Component data from apps and pages:

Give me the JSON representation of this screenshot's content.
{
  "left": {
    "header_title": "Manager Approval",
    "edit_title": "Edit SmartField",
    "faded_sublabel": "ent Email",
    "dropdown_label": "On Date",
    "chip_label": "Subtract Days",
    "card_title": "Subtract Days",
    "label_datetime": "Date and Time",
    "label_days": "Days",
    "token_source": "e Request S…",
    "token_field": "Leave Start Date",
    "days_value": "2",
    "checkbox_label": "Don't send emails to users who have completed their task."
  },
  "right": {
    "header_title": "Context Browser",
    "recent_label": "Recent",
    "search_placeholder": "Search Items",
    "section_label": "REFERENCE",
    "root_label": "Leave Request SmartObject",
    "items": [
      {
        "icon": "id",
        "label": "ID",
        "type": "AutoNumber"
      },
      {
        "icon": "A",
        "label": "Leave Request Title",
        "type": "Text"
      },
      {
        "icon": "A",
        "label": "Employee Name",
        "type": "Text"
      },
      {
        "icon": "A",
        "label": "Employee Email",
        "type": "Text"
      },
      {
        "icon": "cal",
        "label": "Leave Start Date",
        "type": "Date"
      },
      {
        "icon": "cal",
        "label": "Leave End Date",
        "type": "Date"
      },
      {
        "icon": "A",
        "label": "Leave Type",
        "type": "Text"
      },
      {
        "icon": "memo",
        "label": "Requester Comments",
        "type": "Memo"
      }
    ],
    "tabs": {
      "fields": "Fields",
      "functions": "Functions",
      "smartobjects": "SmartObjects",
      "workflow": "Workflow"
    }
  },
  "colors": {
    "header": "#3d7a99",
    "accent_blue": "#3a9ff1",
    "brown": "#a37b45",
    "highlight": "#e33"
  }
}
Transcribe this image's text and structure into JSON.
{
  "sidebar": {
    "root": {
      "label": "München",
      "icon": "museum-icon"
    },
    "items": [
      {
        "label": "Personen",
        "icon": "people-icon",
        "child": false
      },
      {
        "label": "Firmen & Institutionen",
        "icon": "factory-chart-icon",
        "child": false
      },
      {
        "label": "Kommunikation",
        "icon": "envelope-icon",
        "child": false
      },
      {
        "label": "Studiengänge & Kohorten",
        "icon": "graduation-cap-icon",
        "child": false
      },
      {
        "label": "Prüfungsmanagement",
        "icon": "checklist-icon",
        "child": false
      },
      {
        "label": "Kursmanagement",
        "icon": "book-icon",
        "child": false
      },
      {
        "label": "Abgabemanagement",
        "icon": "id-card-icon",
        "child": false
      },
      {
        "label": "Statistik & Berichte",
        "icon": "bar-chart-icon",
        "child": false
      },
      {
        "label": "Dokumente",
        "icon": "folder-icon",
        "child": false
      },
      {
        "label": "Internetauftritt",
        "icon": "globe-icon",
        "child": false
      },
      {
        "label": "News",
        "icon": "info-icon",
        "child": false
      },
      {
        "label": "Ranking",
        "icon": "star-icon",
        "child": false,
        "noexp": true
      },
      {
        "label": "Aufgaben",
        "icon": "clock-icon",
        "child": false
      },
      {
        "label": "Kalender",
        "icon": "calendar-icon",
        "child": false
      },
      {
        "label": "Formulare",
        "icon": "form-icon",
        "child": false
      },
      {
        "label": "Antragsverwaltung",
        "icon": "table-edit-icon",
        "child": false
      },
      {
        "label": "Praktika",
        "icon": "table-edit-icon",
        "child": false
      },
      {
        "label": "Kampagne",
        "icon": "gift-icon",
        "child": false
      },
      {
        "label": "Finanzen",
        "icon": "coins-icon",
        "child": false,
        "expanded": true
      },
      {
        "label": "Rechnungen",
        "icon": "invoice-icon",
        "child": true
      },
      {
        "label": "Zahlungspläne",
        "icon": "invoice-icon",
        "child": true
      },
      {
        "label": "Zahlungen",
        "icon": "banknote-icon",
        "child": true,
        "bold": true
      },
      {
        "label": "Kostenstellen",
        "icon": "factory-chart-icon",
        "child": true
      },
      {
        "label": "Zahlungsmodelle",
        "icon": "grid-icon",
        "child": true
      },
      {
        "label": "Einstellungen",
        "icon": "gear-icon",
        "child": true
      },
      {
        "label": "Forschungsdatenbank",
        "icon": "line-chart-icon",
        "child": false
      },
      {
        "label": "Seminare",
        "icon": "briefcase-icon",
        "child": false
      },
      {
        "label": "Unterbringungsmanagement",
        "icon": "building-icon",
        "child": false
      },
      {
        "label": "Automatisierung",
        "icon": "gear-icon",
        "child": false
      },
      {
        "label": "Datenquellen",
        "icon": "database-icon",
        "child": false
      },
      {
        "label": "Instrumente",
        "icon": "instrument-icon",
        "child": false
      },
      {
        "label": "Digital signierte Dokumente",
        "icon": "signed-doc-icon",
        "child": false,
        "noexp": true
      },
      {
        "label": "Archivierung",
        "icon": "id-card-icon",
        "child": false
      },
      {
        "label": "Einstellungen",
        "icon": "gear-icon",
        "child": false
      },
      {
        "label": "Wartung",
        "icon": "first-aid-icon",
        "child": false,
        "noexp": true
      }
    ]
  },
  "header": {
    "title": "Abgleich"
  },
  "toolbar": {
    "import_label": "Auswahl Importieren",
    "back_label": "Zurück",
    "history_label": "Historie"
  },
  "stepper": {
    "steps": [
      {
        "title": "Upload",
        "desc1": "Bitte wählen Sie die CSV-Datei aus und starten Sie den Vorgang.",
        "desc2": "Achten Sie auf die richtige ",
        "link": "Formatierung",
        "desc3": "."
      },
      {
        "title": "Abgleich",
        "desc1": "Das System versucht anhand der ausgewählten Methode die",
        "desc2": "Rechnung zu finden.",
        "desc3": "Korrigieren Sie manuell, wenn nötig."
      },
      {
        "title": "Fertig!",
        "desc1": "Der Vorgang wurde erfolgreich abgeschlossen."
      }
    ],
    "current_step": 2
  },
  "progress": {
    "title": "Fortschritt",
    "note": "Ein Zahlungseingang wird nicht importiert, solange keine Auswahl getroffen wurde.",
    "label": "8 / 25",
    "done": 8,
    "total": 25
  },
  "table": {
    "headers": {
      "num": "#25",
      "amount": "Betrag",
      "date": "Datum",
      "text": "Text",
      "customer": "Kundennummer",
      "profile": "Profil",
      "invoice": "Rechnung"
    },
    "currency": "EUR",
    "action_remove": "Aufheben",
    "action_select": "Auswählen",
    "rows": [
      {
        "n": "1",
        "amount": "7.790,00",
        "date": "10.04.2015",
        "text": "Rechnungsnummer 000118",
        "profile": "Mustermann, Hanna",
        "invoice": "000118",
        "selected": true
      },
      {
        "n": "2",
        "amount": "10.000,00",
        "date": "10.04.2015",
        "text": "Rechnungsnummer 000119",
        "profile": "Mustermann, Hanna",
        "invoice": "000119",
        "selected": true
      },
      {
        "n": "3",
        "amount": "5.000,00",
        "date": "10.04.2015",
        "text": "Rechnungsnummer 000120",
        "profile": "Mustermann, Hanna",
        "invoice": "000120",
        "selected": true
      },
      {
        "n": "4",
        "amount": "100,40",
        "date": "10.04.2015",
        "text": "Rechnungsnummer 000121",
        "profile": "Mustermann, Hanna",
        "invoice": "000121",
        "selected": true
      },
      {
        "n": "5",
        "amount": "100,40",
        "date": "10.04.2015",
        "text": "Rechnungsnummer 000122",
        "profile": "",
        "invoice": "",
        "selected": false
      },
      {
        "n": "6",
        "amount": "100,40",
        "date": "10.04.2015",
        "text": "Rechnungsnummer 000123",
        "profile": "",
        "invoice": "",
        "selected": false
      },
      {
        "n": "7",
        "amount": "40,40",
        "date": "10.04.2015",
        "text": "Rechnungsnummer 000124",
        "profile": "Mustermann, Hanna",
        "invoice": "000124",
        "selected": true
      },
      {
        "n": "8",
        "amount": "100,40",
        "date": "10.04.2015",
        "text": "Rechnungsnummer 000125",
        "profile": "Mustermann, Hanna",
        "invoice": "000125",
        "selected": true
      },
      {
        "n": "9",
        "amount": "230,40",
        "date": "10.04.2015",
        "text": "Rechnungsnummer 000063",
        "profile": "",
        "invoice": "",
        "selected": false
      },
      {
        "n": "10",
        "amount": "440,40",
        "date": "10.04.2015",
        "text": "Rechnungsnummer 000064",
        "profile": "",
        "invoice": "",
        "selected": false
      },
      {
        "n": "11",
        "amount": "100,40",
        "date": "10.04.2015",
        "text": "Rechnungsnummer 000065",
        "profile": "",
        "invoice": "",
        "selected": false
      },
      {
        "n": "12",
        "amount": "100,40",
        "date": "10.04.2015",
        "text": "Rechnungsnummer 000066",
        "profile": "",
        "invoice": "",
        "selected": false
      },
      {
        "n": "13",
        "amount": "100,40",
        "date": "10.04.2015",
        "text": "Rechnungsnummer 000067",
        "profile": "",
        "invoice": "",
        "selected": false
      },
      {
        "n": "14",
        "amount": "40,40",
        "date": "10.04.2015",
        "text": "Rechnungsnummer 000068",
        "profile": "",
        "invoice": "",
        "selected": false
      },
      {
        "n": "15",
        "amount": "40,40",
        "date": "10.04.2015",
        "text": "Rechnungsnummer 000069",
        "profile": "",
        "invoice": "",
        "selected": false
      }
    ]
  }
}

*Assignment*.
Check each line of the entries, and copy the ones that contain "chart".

*Task solution*.
        "icon": "factory-chart-icon",
        "icon": "bar-chart-icon",
        "icon": "factory-chart-icon",
        "icon": "line-chart-icon",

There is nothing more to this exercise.